In the case of the family I'm closest to, the mom is French the Dad is Dutch, and they speak English together. Unfortunately, both their girls have had a *really* tough time in all three languages. It could be the girls themselves, and it certainly could be something they grow out of, but, thus far, it's been problematic for them. The girls are 4.5 and nearly 6.
The girls don't speak English at all. They understand it passively, but don't speak at all. Their Dutch is their strongest language (not surprisingly, since they live in Holland, their dad is Dutch and speaks to them only in Dutch, and they go to Dutch school). However, they are behind in Dutch compared to the other kids, even bilingual kids like my son, and have to go to speech therapy. It also impacts their formation of friendships, because they can't communicate as well with the other kids in school.
Their French, though, is the biggest problem. They understand it all, but their speaking ability is at least two years behind their actual ages, and their French grandparents have a really hard time communicating with them. Their mom has actually recently signed them up for French classes to help them along.
I don't want to be negative or discouraging based only on my close-hand observation of one family, but I think all tri-lingual families should really be prepared for language to be a challenge. I've even had that with bilingual DS, thinking one parent, one language would be fine. Actually, though, DS' English is weak and we constantly have to work on it. That's exacerbated with the tri-lingual situation.

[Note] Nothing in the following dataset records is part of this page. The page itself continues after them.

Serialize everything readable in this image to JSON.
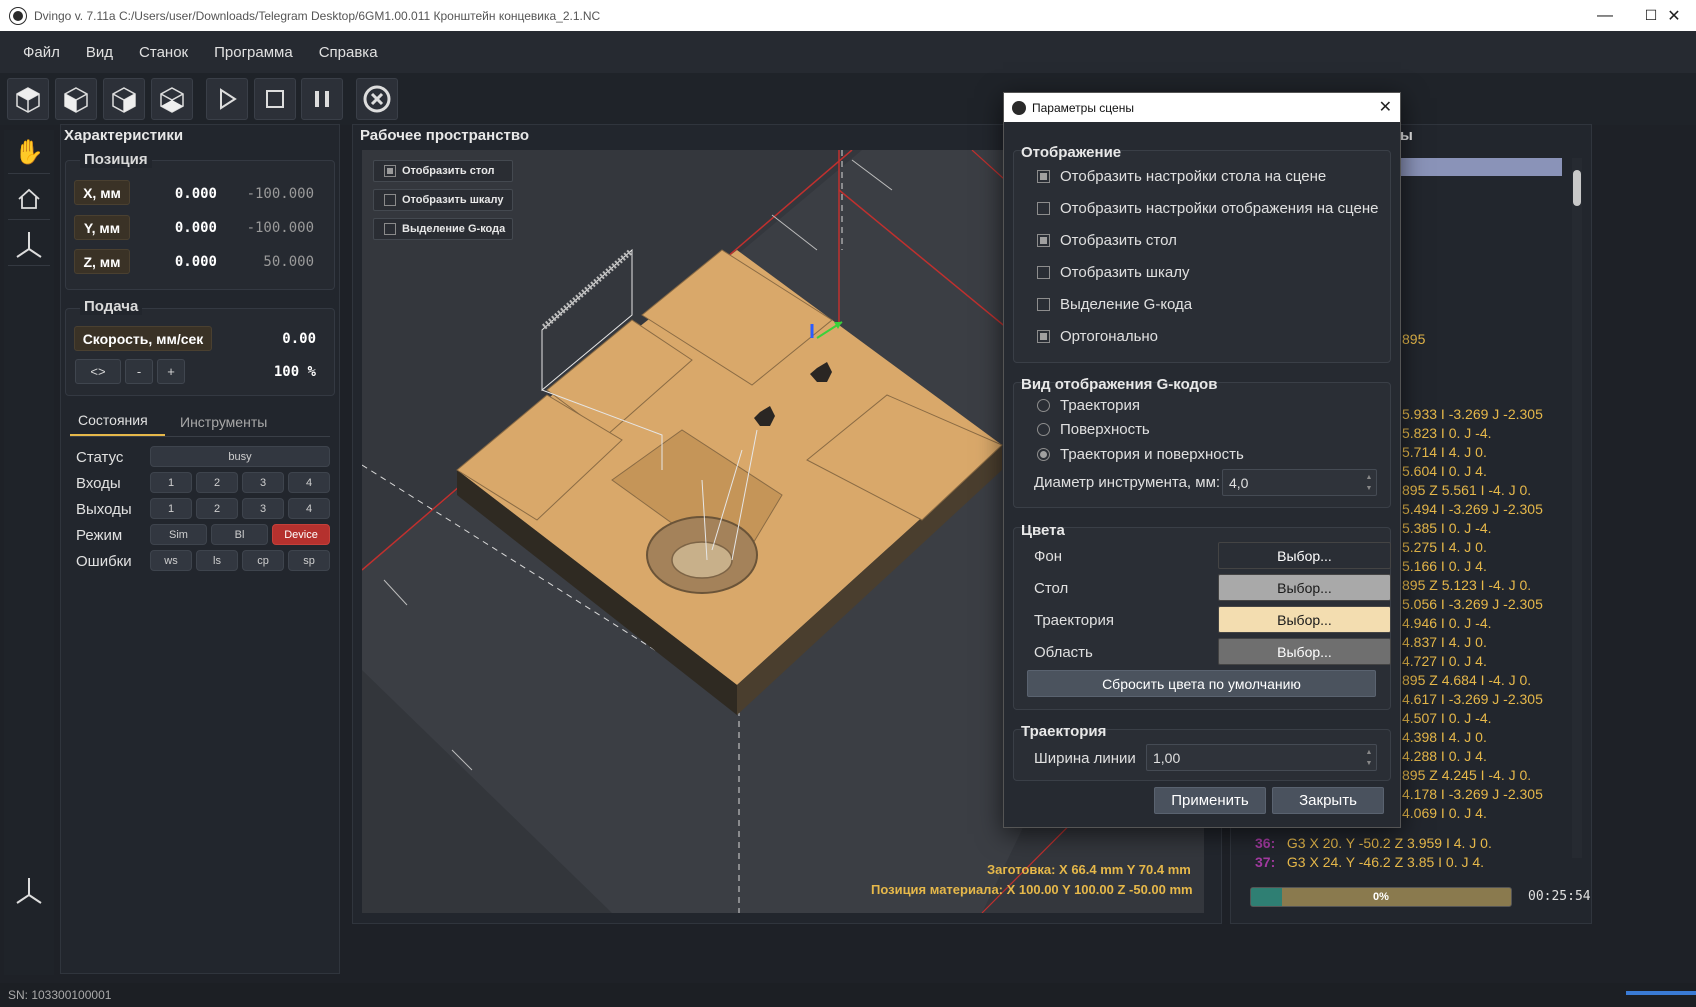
{
  "window": {
    "title": "Dvingo v. 7.11a C:/Users/user/Downloads/Telegram Desktop/6GM1.00.011 Кронштейн концевика_2.1.NC",
    "minimize": "—",
    "maximize": "☐",
    "close": "✕"
  },
  "menu": [
    "Файл",
    "Вид",
    "Станок",
    "Программа",
    "Справка"
  ],
  "toolbar_icons": [
    "view-iso-icon",
    "view-front-icon",
    "view-side-icon",
    "view-top-icon",
    "play-icon",
    "stop-icon",
    "pause-icon",
    "cancel-icon"
  ],
  "characteristics": {
    "title": "Характеристики",
    "position": {
      "title": "Позиция",
      "rows": [
        {
          "label": "X, мм",
          "value": "0.000",
          "machine": "-100.000"
        },
        {
          "label": "Y, мм",
          "value": "0.000",
          "machine": "-100.000"
        },
        {
          "label": "Z, мм",
          "value": "0.000",
          "machine": "50.000"
        }
      ]
    },
    "feed": {
      "title": "Подача",
      "speed_label": "Скорость, мм/сек",
      "speed_value": "0.00",
      "buttons": [
        "<>",
        "-",
        "+"
      ],
      "percent": "100 %"
    },
    "tabs": [
      "Состояния",
      "Инструменты"
    ],
    "states": {
      "status_label": "Статус",
      "status_value": "busy",
      "inputs_label": "Входы",
      "inputs": [
        "1",
        "2",
        "3",
        "4"
      ],
      "outputs_label": "Выходы",
      "outputs": [
        "1",
        "2",
        "3",
        "4"
      ],
      "mode_label": "Режим",
      "modes": [
        "Sim",
        "Bl",
        "Device"
      ],
      "errors_label": "Ошибки",
      "errors": [
        "ws",
        "ls",
        "cp",
        "sp"
      ]
    }
  },
  "workspace": {
    "title": "Рабочее пространство",
    "checks": [
      {
        "label": "Отобразить стол",
        "checked": true
      },
      {
        "label": "Отобразить шкалу",
        "checked": false
      },
      {
        "label": "Выделение G-кода",
        "checked": false
      }
    ],
    "blank_info": "Заготовка: X 66.4 mm   Y 70.4 mm",
    "material_pos": "Позиция материала: X 100.00   Y 100.00   Z -50.00 mm",
    "colors": {
      "background": "#34373d",
      "part": "#d9a86a",
      "table_line": "#c0302e"
    }
  },
  "gcode": {
    "title_fragment": "ы",
    "lines_partial": [
      "895",
      "5.933 I -3.269 J -2.305",
      "5.823 I 0. J -4.",
      "5.714 I 4. J 0.",
      "5.604 I 0. J 4.",
      "895 Z 5.561 I -4. J 0.",
      "5.494 I -3.269 J -2.305",
      "5.385 I 0. J -4.",
      "5.275 I 4. J 0.",
      "5.166 I 0. J 4.",
      "895 Z 5.123 I -4. J 0.",
      "5.056 I -3.269 J -2.305",
      "4.946 I 0. J -4.",
      "4.837 I 4. J 0.",
      "4.727 I 0. J 4.",
      "895 Z 4.684 I -4. J 0.",
      "4.617 I -3.269 J -2.305",
      "4.507 I 0. J -4.",
      "4.398 I 4. J 0.",
      "4.288 I 0. J 4.",
      "895 Z 4.245 I -4. J 0.",
      "4.178 I -3.269 J -2.305",
      "4.069 I 0. J 4."
    ],
    "line36_num": "36:",
    "line36": "G3 X 20. Y -50.2 Z 3.959 I 4. J 0.",
    "line37_num": "37:",
    "line37": "G3 X 24. Y -46.2 Z 3.85 I 0. J 4.",
    "progress_label": "0%",
    "progress": 0.12,
    "time": "00:25:54"
  },
  "dialog": {
    "title": "Параметры сцены",
    "display": {
      "title": "Отображение",
      "items": [
        {
          "label": "Отобразить настройки стола на сцене",
          "checked": true
        },
        {
          "label": "Отобразить настройки отображения на сцене",
          "checked": false
        },
        {
          "label": "Отобразить стол",
          "checked": true
        },
        {
          "label": "Отобразить шкалу",
          "checked": false
        },
        {
          "label": "Выделение G-кода",
          "checked": false
        },
        {
          "label": "Ортогонально",
          "checked": true
        }
      ]
    },
    "gcode_view": {
      "title": "Вид отображения G-кодов",
      "options": [
        {
          "label": "Траектория",
          "selected": false
        },
        {
          "label": "Поверхность",
          "selected": false
        },
        {
          "label": "Траектория и поверхность",
          "selected": true
        }
      ],
      "tool_diameter_label": "Диаметр инструмента, мм:",
      "tool_diameter": "4,0"
    },
    "colors": {
      "title": "Цвета",
      "rows": [
        {
          "label": "Фон",
          "button": "Выбор...",
          "color": "#2a2e35",
          "text": "#ffffff"
        },
        {
          "label": "Стол",
          "button": "Выбор...",
          "color": "#a9a9a9",
          "text": "#1a1a1a"
        },
        {
          "label": "Траектория",
          "button": "Выбор...",
          "color": "#f3ddb0",
          "text": "#1a1a1a"
        },
        {
          "label": "Область",
          "button": "Выбор...",
          "color": "#6f6f6f",
          "text": "#ffffff"
        }
      ],
      "reset": "Сбросить цвета по умолчанию"
    },
    "trajectory": {
      "title": "Траектория",
      "line_width_label": "Ширина линии",
      "line_width": "1,00"
    },
    "apply": "Применить",
    "close": "Закрыть"
  },
  "status": {
    "serial": "SN: 103300100001"
  }
}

In the end, though, as my friend (the mom I've just described) says, her kids will have *three* languages under their belts. Their English may be passive till they start learning it in school, but they'll still be way ahead of other kids who are just being exposed to it. So it's a wonderful gift to their kids. It's just a more of a challenge than expected.